“Kia ora, my name is ______. I’m calling to give my feedback on the armed police patrol trial. I’m concerned that armed response teams are putting people with mental illness in danger. People with mental illness are disproportionately the victims of police violence. Police are called to mental health emergencies every day, although they don’t have training or experience to help in these situations and often resort to violence. The introduction of police tasers has been disastrous for people with mental illness, with police using tasers in almost a third of all cases involving people with mental illness. Heavily armed police patrols will mean that people with mental illness will be shot not only with tasers, but with guns too. This trial has endangered some of the most vulnerable people in our community. Since it began, police have already shot and killed a suicidal man they had been called to help. This has to be stopped. I urge you to ensure that armed police patrols come to an end.”

  • If speaking to an MP: “Please ensure that the Minister of Police uses his power to set responsible ministerial directives regulating the police force.”
  • If speaking to a cop: “Please ensure that my feedback is recorded and registered with the Police Commissioner as firm opposition to this trial.”
This will make de-escalation impossible and cause an arms race

“Kia ora, my name is ______, and I’m calling to give my feedback on the police armed response team trial. These teams make me afraid to call the police in an emergency - afraid for my community, and afraid of how police with firearms will act. Police need to be de-escalating tense situations, not intimidating people and threatening them with violence. If these teams become policy, I will be less likely to reach out for the police because of what they might do. The police have said these teams are necessary because of firearm crime, but firearm crime rates haven’t gotten worse in years. If the police routinely carry guns, then people expecting to be shot at by police will begin routinely carrying guns as well. The police have a responsibility not to set off an arms race, and that means the armed police patrol trial has to end and the idea has to be abandoned. We can’t have safer communities together if the police are pointing assault rifles at everybody.”

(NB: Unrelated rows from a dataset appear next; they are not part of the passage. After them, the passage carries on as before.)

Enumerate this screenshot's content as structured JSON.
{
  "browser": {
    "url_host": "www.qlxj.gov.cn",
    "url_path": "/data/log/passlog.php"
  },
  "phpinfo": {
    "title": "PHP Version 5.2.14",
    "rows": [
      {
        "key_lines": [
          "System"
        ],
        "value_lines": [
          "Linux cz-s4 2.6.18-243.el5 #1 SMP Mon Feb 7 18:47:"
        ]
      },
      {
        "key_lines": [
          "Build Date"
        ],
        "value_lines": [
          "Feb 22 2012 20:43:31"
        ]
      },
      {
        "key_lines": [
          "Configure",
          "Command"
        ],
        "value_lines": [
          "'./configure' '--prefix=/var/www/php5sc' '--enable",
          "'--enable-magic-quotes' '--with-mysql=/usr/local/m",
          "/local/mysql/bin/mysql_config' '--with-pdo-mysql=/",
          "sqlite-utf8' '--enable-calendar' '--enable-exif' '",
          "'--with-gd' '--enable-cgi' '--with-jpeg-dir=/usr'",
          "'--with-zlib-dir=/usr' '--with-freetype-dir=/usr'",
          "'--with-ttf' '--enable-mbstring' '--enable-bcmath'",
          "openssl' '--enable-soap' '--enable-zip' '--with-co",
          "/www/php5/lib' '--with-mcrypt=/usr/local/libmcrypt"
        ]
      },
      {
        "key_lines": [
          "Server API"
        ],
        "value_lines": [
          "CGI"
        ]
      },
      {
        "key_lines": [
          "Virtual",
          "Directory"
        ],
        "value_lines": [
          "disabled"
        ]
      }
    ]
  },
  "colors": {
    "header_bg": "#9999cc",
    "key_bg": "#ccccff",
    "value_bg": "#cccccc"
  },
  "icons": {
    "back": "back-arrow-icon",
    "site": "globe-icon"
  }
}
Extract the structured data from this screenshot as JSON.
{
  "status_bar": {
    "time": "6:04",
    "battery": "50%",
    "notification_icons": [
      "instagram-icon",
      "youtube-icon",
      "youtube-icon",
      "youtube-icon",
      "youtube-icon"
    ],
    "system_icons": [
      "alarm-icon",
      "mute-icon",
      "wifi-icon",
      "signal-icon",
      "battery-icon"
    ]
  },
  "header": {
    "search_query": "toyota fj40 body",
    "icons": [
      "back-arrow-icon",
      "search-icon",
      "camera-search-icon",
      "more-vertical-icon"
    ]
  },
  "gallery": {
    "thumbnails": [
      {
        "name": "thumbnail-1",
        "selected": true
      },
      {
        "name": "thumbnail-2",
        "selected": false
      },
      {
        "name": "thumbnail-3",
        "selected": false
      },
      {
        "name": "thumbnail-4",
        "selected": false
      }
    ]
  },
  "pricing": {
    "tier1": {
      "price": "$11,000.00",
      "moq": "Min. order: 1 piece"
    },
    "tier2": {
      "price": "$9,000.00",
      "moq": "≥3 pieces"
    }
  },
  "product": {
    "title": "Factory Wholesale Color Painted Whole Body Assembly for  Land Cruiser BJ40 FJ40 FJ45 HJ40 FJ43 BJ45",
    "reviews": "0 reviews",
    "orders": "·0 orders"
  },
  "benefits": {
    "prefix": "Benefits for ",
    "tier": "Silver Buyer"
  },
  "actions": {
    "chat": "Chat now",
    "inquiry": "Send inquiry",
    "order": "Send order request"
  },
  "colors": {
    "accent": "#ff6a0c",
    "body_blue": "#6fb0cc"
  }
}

  • If speaking to an MP: “Please ensure that the Minister of Police uses his power to set responsible ministerial directives regulating the police force.”
  • If speaking to a cop: “Please ensure that my feedback is recorded and registered with the Police Commissioner as firm opposition to this trial.”
This doesn’t address causes of crime

“Kia ora, my name is ______, and I’m calling to give my feedback on the armed response team trial. I think these trials are taking policing in the complete wrong direction. Arming cops doesn’t help to address the causes of crime at all. People need resources, support, and services. Why do we have money to buy police machine guns but not to pay for frontline crisis mental health responders? Routine armed police patrols will put more armed cops in our communities, which will lead to more people being shot and killed. This trial has put New Zealanders in danger. It won’t make anybody safer. Please make sure that armed police patrols are ended forever with this trial.”

  • If speaking to an MP: “Please ensure that the Minister of Police uses his power to set responsible ministerial directives regulating the police force.”
  • If speaking to a cop: “Please ensure that my feedback is recorded and registered with the Police Commissioner as firm opposition to this trial.”